▶ **PROBLEM DESCRIPTION**
Retyping the data exactly is the task. Include every line.

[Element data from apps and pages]
=====
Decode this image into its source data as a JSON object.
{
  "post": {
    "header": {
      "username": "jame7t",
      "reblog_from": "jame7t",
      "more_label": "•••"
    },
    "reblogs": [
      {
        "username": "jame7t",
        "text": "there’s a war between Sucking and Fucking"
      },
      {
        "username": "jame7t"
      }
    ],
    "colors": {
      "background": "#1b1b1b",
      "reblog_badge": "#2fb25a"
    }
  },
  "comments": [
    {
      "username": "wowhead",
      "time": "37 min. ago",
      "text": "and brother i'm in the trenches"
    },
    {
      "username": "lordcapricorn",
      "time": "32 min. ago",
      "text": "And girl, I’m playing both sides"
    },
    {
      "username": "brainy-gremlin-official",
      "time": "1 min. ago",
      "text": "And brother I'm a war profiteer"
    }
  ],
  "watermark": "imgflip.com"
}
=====
▶ **FINAL ANSWER**
Decode this image into its source data as a JSON object.
{
  "post": {
    "header": {
      "username": "jame7t",
      "reblog_from": "jame7t",
      "more_label": "•••"
    },
    "reblogs": [
      {
        "username": "jame7t",
        "text": "there’s a war between Sucking and Fucking"
      },
      {
        "username": "jame7t"
      }
    ],
    "colors": {
      "background": "#1b1b1b",
      "reblog_badge": "#2fb25a"
    }
  },
  "comments": [
    {
      "username": "wowhead",
      "time": "37 min. ago",
      "text": "and brother i'm in the trenches"
    },
    {
      "username": "lordcapricorn",
      "time": "32 min. ago",
      "text": "And girl, I’m playing both sides"
    },
    {
      "username": "brainy-gremlin-official",
      "time": "1 min. ago",
      "text": "And brother I'm a war profiteer"
    }
  ],
  "watermark": "imgflip.com"
}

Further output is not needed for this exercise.